In case you missed he last couple of years in 4-year, for-profit schools, Advanced Placement exams are being rejected more and more each year. Not only is profit on the line for institutions, but studies are showing that when they were accepting AP, students were still behind than what colleges needed to go on to follow-on classes. This could also be biased most likely by the profit discussion once again.
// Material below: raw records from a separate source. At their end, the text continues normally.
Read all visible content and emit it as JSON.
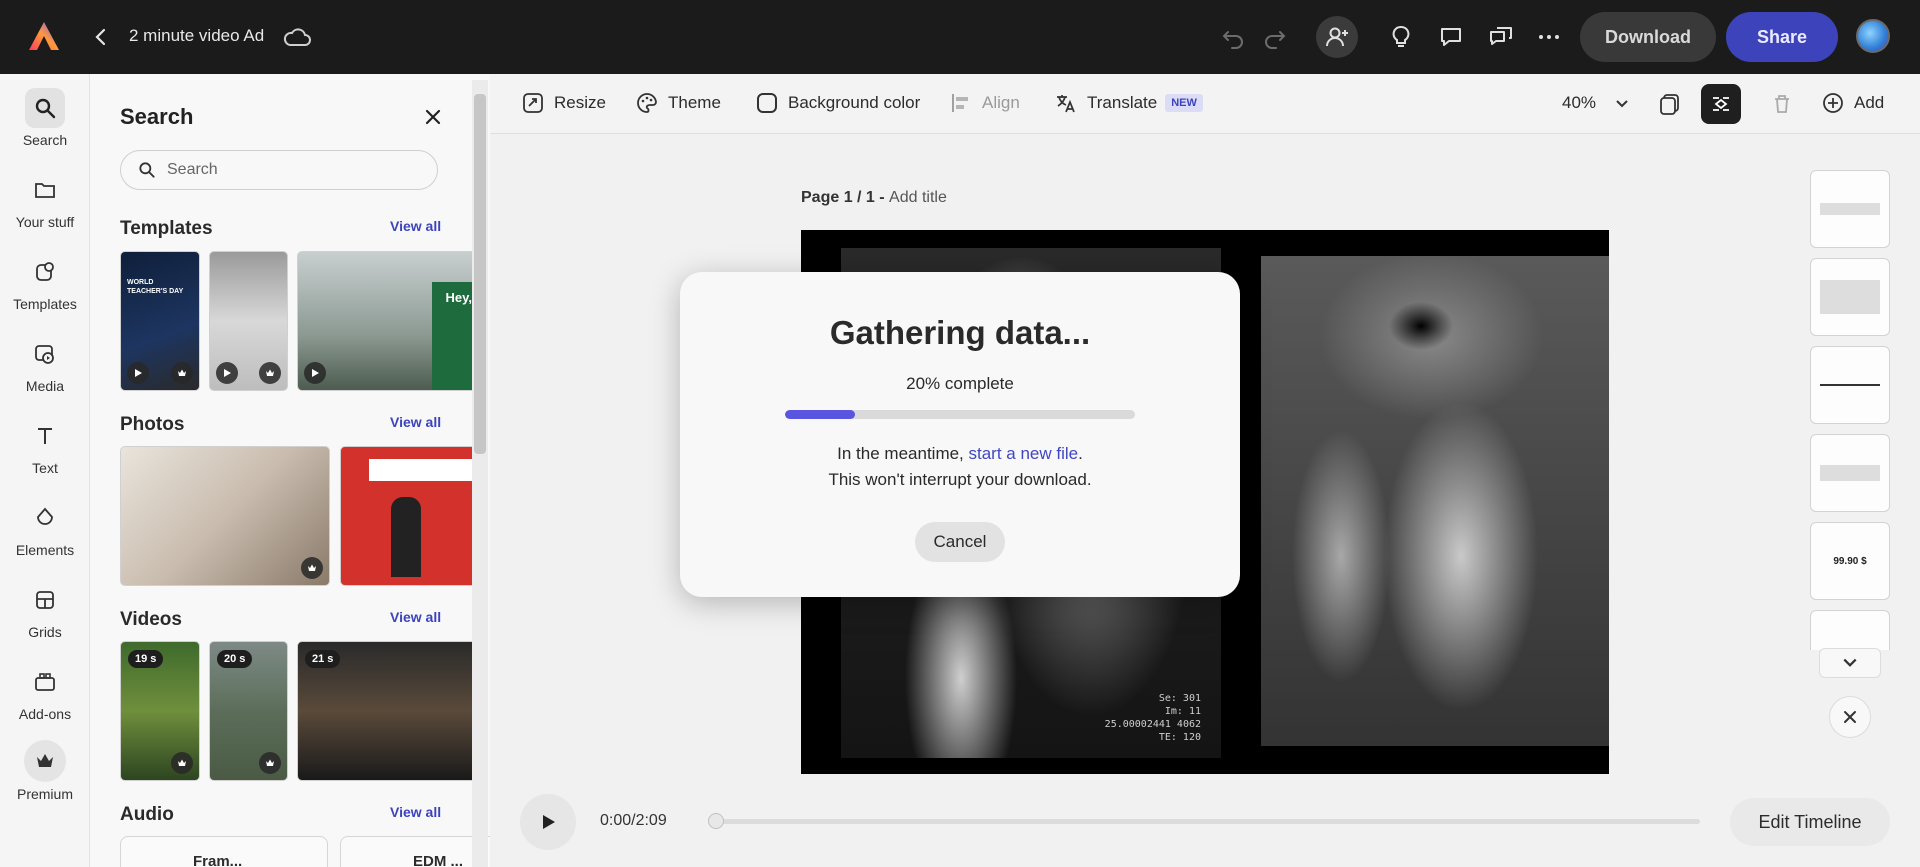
{
  "topbar": {
    "doc_title": "2 minute video Ad",
    "download_label": "Download",
    "share_label": "Share"
  },
  "rail": {
    "items": [
      {
        "label": "Search",
        "icon": "search-icon"
      },
      {
        "label": "Your stuff",
        "icon": "folder-icon"
      },
      {
        "label": "Templates",
        "icon": "templates-icon"
      },
      {
        "label": "Media",
        "icon": "media-icon"
      },
      {
        "label": "Text",
        "icon": "text-icon"
      },
      {
        "label": "Elements",
        "icon": "elements-icon"
      },
      {
        "label": "Grids",
        "icon": "grids-icon"
      },
      {
        "label": "Add-ons",
        "icon": "addons-icon"
      },
      {
        "label": "Premium",
        "icon": "crown-icon"
      }
    ]
  },
  "panel": {
    "title": "Search",
    "search_placeholder": "Search",
    "sections": {
      "templates": {
        "title": "Templates",
        "view_all": "View all",
        "thumb1_text": "WORLD TEACHER'S DAY",
        "thumb3_text": "Hey,"
      },
      "photos": {
        "title": "Photos",
        "view_all": "View all"
      },
      "videos": {
        "title": "Videos",
        "view_all": "View all",
        "durations": [
          "19 s",
          "20 s",
          "21 s"
        ]
      },
      "audio": {
        "title": "Audio",
        "view_all": "View all",
        "items": [
          "Fram...",
          "EDM ..."
        ]
      }
    }
  },
  "toolbar": {
    "resize": "Resize",
    "theme": "Theme",
    "background_color": "Background color",
    "align": "Align",
    "translate": "Translate",
    "new_badge": "NEW",
    "zoom": "40%",
    "add": "Add"
  },
  "page": {
    "label_bold": "Page 1 / 1 - ",
    "add_title": "Add title",
    "overlay_text": "Se: 301\nIm: 11\n25.00002441 4062\nTE: 120"
  },
  "page_thumbs": {
    "price": "99.90 $"
  },
  "timeline": {
    "time": "0:00/2:09",
    "progress": 0,
    "edit_label": "Edit Timeline"
  },
  "modal": {
    "title": "Gathering data...",
    "percent_text": "20% complete",
    "progress": 0.2,
    "line1_prefix": "In the meantime, ",
    "line1_link": "start a new file",
    "line1_suffix": ".",
    "line2": "This won't interrupt your download.",
    "cancel_label": "Cancel"
  },
  "colors": {
    "accent": "#3d44bb",
    "progress": "#5a55e0",
    "topbar": "#1b1b1b"
  }
}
Add the fact that the college dropout rates are increasing, http://www.oecd.org/edu/eag.htm . AP exams are great for students if the universities accept them, but they are far from a measure of how successful a student will be in college. The numbers say the opposite. I would take a student coming from a 2-year community college into a 4-year program any day. This is the model which is showing more success while providing cost savings in estimates of 30-40% in some cases.
Unfortunately it may only be a matter of time before the for-profit universities jump onto the 2 year Community College trend and adjust cost accordingly to stack the dollars.
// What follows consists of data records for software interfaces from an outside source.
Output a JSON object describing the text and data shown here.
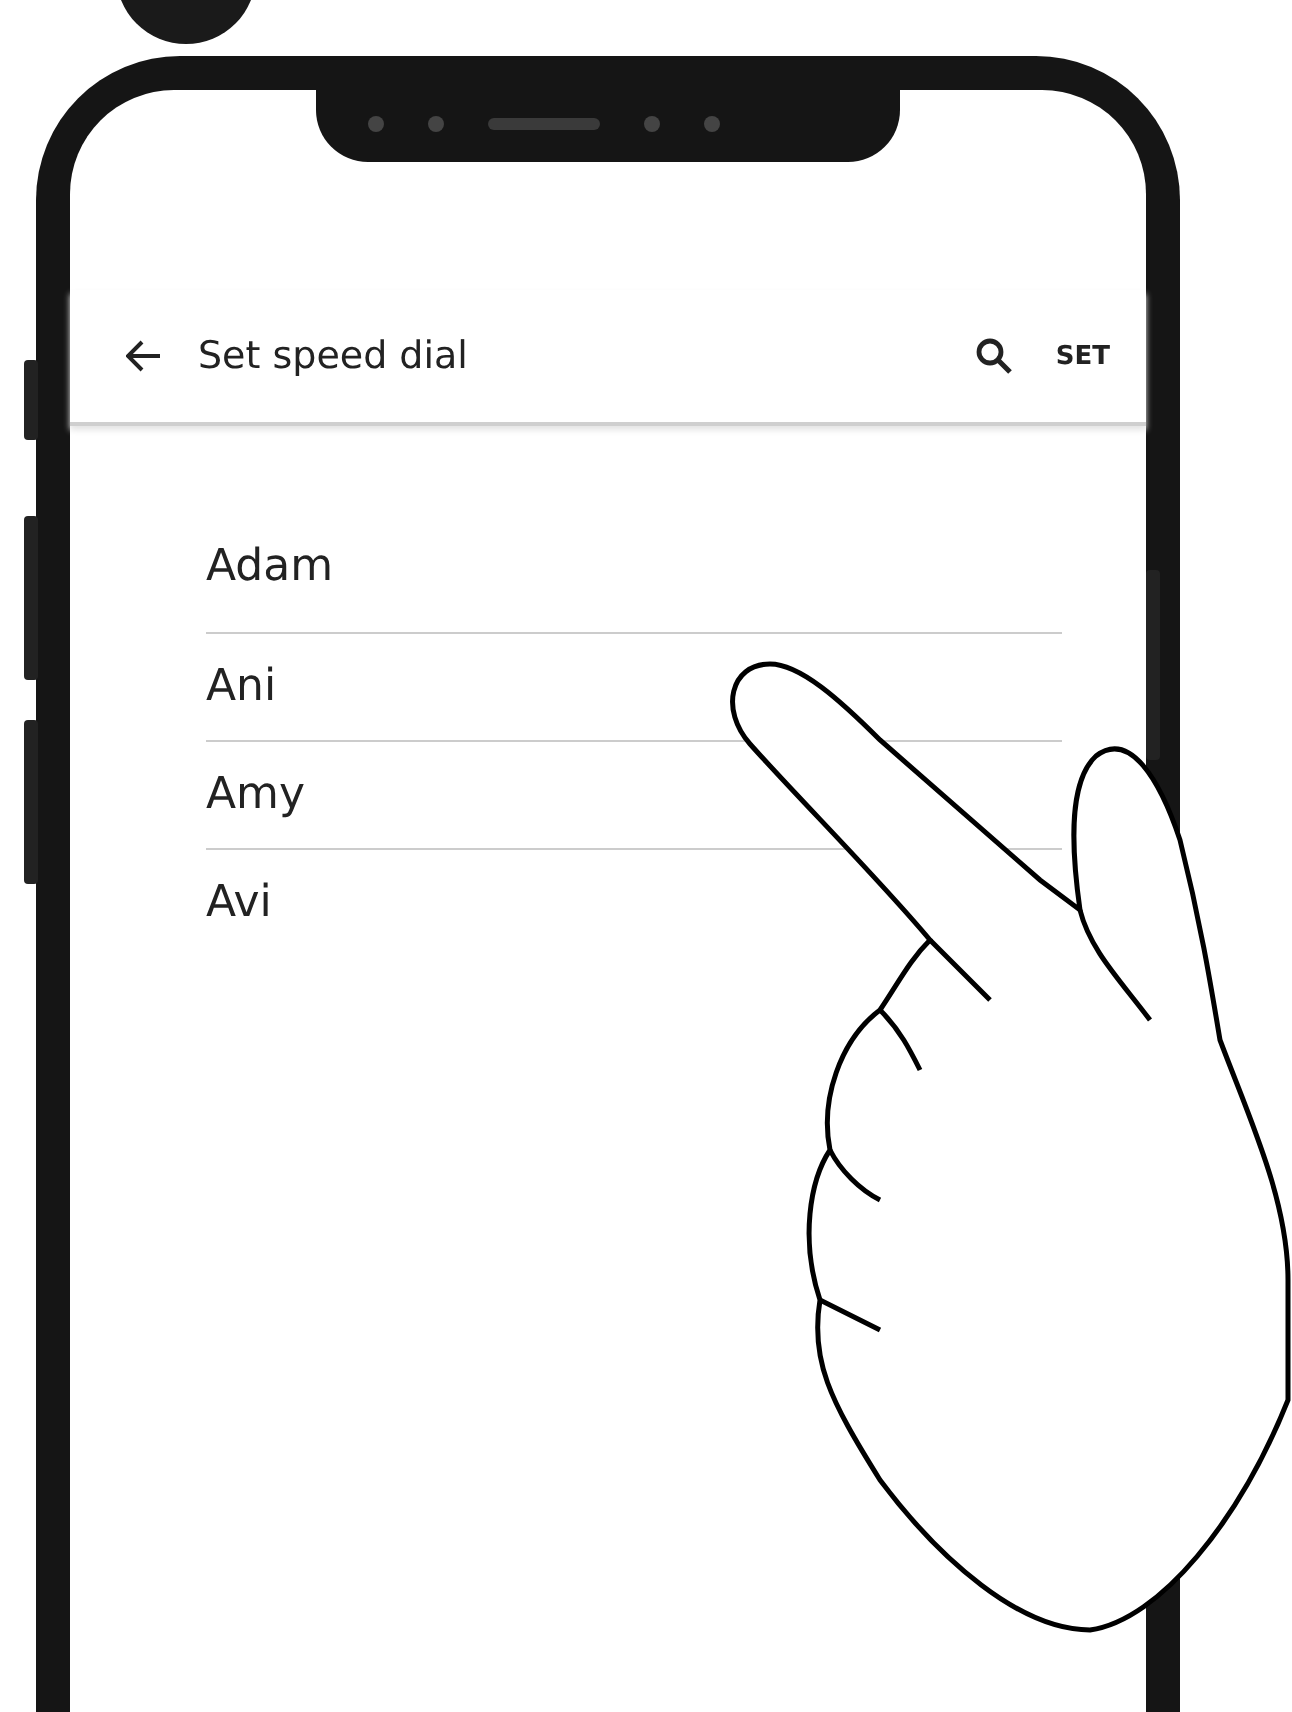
{
  "app_bar": {
    "title": "Set speed dial",
    "action": "SET"
  },
  "contacts": [
    {
      "name": "Adam"
    },
    {
      "name": "Ani"
    },
    {
      "name": "Amy"
    },
    {
      "name": "Avi"
    }
  ]
}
You can keep sitting on dagger and thinking school reports, especially from Harford County Public Schools reporting, are going to show you a mirror of student performance in college, but frankly you’d be better off continuing to smell your own flatulence.
Can you provide a list of those schools rejecting AP credits? Certainly not UMD. My son entered college with 32 credits (4 on one AP test and 5’s on the others). He’s been very successful in college with a STEM major. Lest you think he’s the exception, his friends are doing likewise. Of course, they all attended the local high school whose students excel in taking a great number of AP classes AND tests. Where the students don’t get paid but are blessed with outstanding teachers.
I think another telling thing is how many AP classes had ten, or even five, students enrolled in them.
In today’s budgetary environment, some reality needs to come into the system. HCPS should only offer AP classes when there are 10 students willing to enroll and seriously reexamine the future of AP classes with low passing rates.
We also need to look at *why* some of these classes are so small. AHS is obviously going to have a high AP enrollment due to the SMA and Edgewood will have few IB students taking the AP tests (leaving the non-magnet EHS students to take the AP tests on their own, showing honest numbers for once). But there are some puzzling ones:
CMW had 59 students in AP biology, PMHS could only muster 10 and JHS could only get 8?
What is the difference? Is it the teacher? Rumors of past success? Are students at PMHS and JHS having a poor experience in the non-AP bio course that they feel the AP version is not worth the effort?
Why can CMW, FHS, NHHS and PMHS all find 12+ students for AP Chemistry, but BAHS, EHS and HDHS can’t find 10. And why can’t Joppatowne find even 5 kids to take the class? What are the differences between the programs at the schools that cause such different enrollment numbers?
Also, the passing rate varies wildly between the schools, just look at AHS vs BAHS for environmental science:
AHS : BAHS:
Enrolled: 69 : 69
Tested: 70 : 23
Passed: 65 : 12
% Passed: 92.9% : 52.5%
What is going wrong at BAHS that half the class feels it is better to not take the test, are they worried about failing? And of those that take the test, why are half failing it, when AHS has every student in the class (plus I’d assume one independent study or a repeat) taking the test and only five failed. Have the teachers from the two schools shared their curriculum, lesson plans, assignments, etc? AHS and BAHS have similar passing rates for other tests, so it isn’t all about the quality of the students.
Aberdeen parent says
It is too unbalanced to compare BAHS with AHS. AHS (and Havre de Grace HS) had the NMSI program last year for all science, math and English courses. Between January and May there are study sessions every Saturday from 8:30-2:30-that were basically mandatory to attend, along with after-school sessions. Every student who gets a ‘3’ or better gets paid, as do the teachers. Lots of incentive to teach to the test, and to take it and study and do well.